That status is something Miller doesn’t take for granted.

“It’s important people know that storytelling is in our DNA, and motorsports lends itself very well to storytelling,” Miller said as he, INDYCAR CEO Mark Miles and driver James Hinchcliffe made a snowy trek to the New York Stock Exchange to promote the deal on CNBC’s “Squawk on the Street.”

“We’ve had great success with the second half of the entire NASCAR season, and then we’ve had half of the IndyCar package [since 2009] … But we never had the real meat of the series and that didn’t set anybody up for success.

“Having the entire package of IndyCar now – all 17 races, qualifying, practice, you name it – really sets IndyCar on a strong path and solidifies NBC’s position as the home of motorsports. I think it becomes a property much like the Premier League, the NHL, and even the Olympics and the Triple Crown. We have 100 percent of the media opportunity and we can put all those great assets behind it.”

With the storm no doubt keeping some traders home, the floor of the NYSE was relatively subdued. But that made it no less important to be at the heart of Wall Street. Miles and his team are pursuing a new title sponsor for the IndyCar Series to replace Verizon, which will fully focus its efforts in the series with the powerhouse Team Penske going forward in 2019.

The new deal – which includes 8 races per year on the NBC network (with the remaining races going to NBCSN), live streaming of all races, and a direct-to-consumer package with NBC Sports Gold – gave Miles plenty to push for any potential backers. As for Hinchcliffe, he held his own nicely in an interview that also explored IndyCar’s global ambitions, the impact of technology on the sport, and of course, his spin around the ballroom on “Dancing with the Stars.”

On the ride back to 30 Rock, Miles was confident that NBC can play a big role in attracting a sponsor that can help the series keep growing.

“With respect to our work in finding the best title sponsor, it’s really important – and this has not been talked about much – but we expect to work with hand in glove with NBC’s sales,” he explained. “We have the opportunity to create packages which are both broadcast sponsorship and series sponsorship, I think, in a way that doesn’t come along very often.

“Usually, the media deal and the sponsorship deal doesn’t align like this, so we’re really excited about the offering we’ll have and the approach to the market we can take.”

Should the partnership with NBC bear fruit on that front and others, it will only add to the upswing that the IndyCar Series has had in recent years.

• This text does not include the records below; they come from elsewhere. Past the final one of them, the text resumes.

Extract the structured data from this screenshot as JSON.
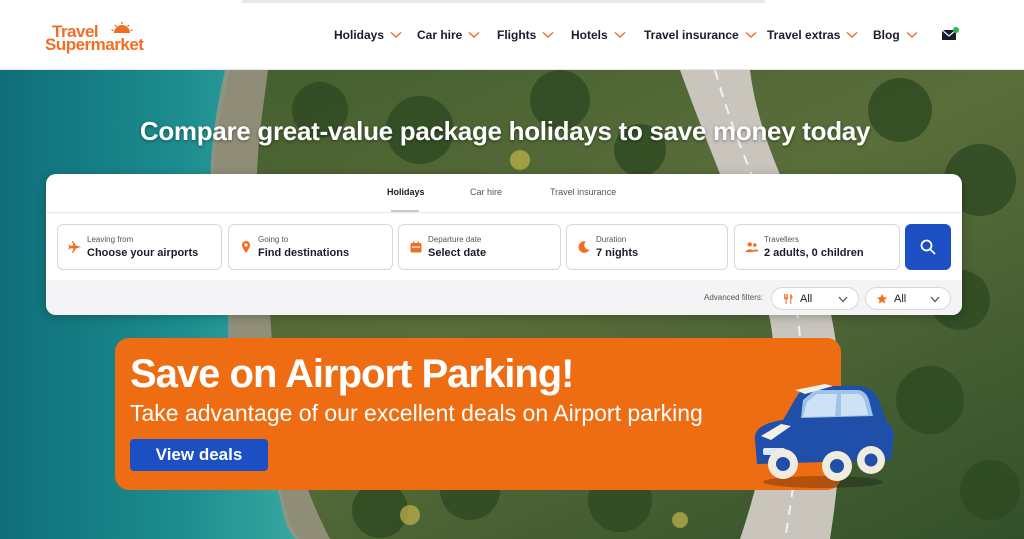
{
  "brand": {
    "line1": "Travel",
    "line2": "Supermarket",
    "color": "#f26f21"
  },
  "nav": {
    "items": [
      {
        "label": "Holidays"
      },
      {
        "label": "Car hire"
      },
      {
        "label": "Flights"
      },
      {
        "label": "Hotels"
      },
      {
        "label": "Travel insurance"
      },
      {
        "label": "Travel extras"
      },
      {
        "label": "Blog"
      }
    ],
    "mail_icon": "envelope-icon"
  },
  "hero": {
    "title": "Compare great-value package holidays to save money today"
  },
  "search": {
    "tabs": [
      {
        "label": "Holidays",
        "active": true
      },
      {
        "label": "Car hire",
        "active": false
      },
      {
        "label": "Travel insurance",
        "active": false
      }
    ],
    "fields": [
      {
        "label": "Leaving from",
        "value": "Choose your airports",
        "icon": "plane-icon"
      },
      {
        "label": "Going to",
        "value": "Find destinations",
        "icon": "location-pin-icon"
      },
      {
        "label": "Departure date",
        "value": "Select date",
        "icon": "calendar-icon"
      },
      {
        "label": "Duration",
        "value": "7 nights",
        "icon": "moon-icon"
      },
      {
        "label": "Travellers",
        "value": "2 adults, 0 children",
        "icon": "people-icon"
      }
    ],
    "search_icon": "search-icon",
    "advanced_filters_label": "Advanced filters:",
    "filters": [
      {
        "value": "All",
        "icon": "dining-icon"
      },
      {
        "value": "All",
        "icon": "star-icon"
      }
    ]
  },
  "promo": {
    "title": "Save on Airport Parking!",
    "subtitle": "Take advantage of our excellent deals on Airport parking",
    "button": "View deals"
  },
  "colors": {
    "brand_orange": "#f26f21",
    "promo_orange": "#ee6d12",
    "primary_blue": "#1d4fc4",
    "text_dark": "#1b1b2b"
  }
}
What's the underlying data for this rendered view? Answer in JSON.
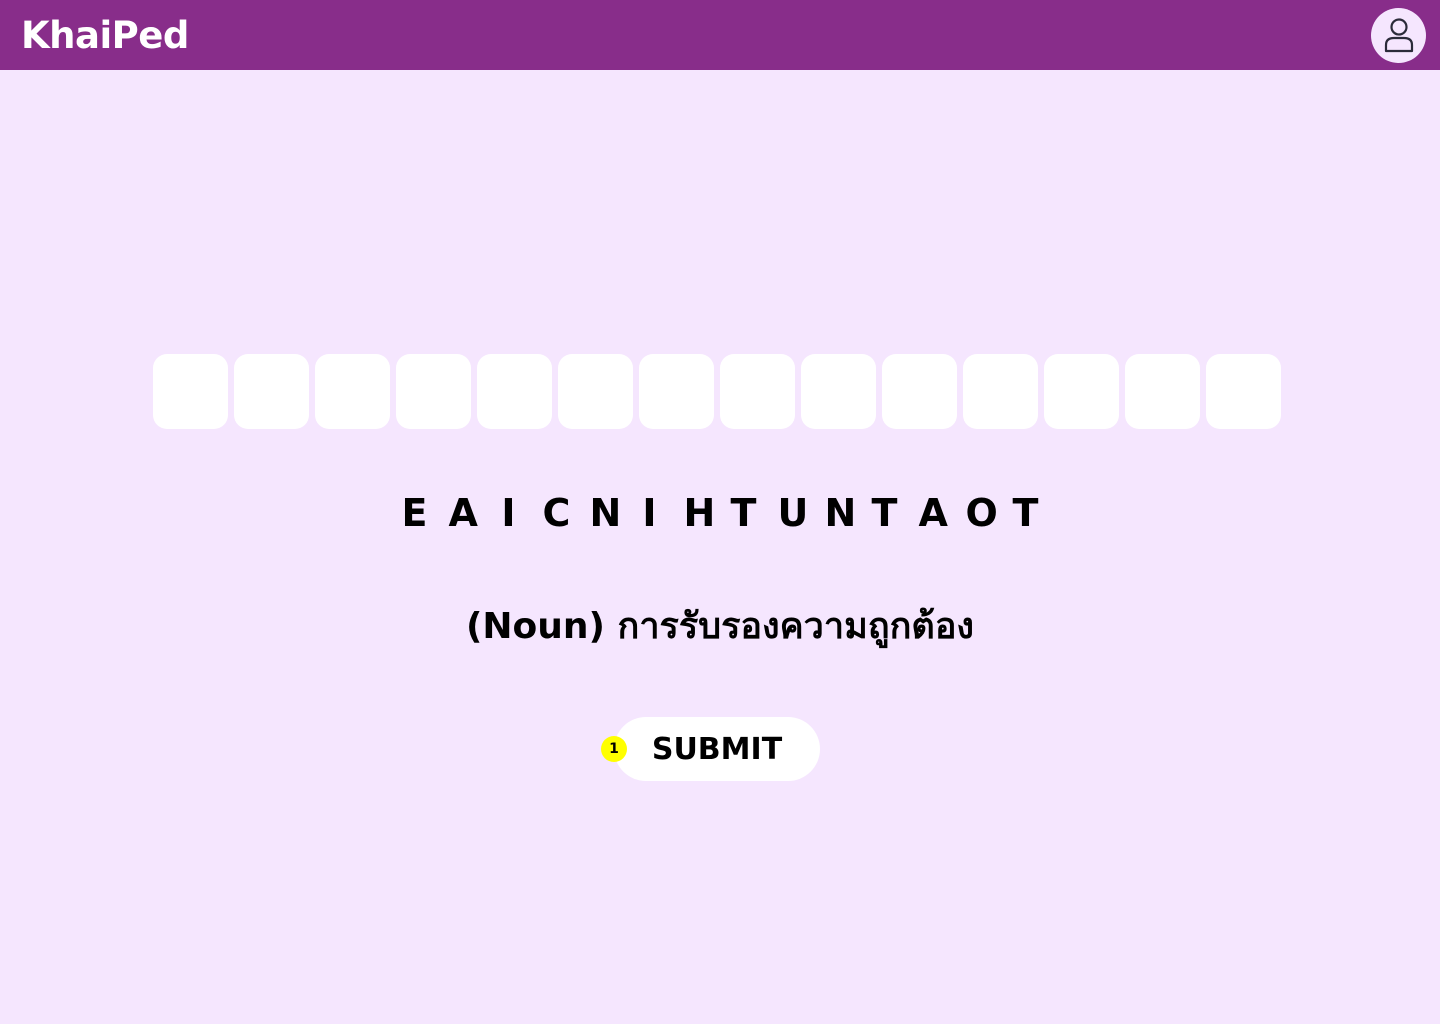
{
  "colors": {
    "header_bg": "#882d8a",
    "page_bg": "#f5e6fe",
    "slot_bg": "#ffffff",
    "avatar_bg": "#f5e6fe",
    "badge_bg": "#ffff00",
    "text": "#000000"
  },
  "header": {
    "logo": "KhaiPed",
    "avatar_icon": "user-icon"
  },
  "puzzle": {
    "slot_count": 14,
    "scrambled_letters": [
      "E",
      "A",
      "I",
      "C",
      "N",
      "I",
      "H",
      "T",
      "U",
      "N",
      "T",
      "A",
      "O",
      "T"
    ],
    "hint": "(Noun) การรับรองความถูกต้อง"
  },
  "submit": {
    "label": "SUBMIT",
    "badge": "1"
  }
}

Hinchcliffe has been a witness to that. He entered the series in 2011, when it was trying to find its footing after the sport’s reunification three years earlier. After 13 years of CART vs. the Indy Racing League, getting everything back under one roof was not a smooth process.

But fast-forward seven years, and things have changed for the better. TV ratings and digital viewers have gone up. Race scheduling has become more stable and enhanced with the return of traditional open-wheel markets. And this year’s debut of the universal aero kit aims to pump up the action on the track, while also giving the cars a cleaner, meaner look.

Now, with NBC all in, Hinchcliffe is bullish on his sport’s future.

“This is a game-changing thing for us,” he declared. “If you look at the last four or five years, we’ve seen a steady growth in pretty much every measureable metric that there is – in a time where, globally, motorsports is in a bit of a downturn.

“The fact that IndyCar was able to rally against a global dip in motorsports interest, attendance, sponsorship – it speaks volumes to what we have been doing and this is just gonna take us to that next level.”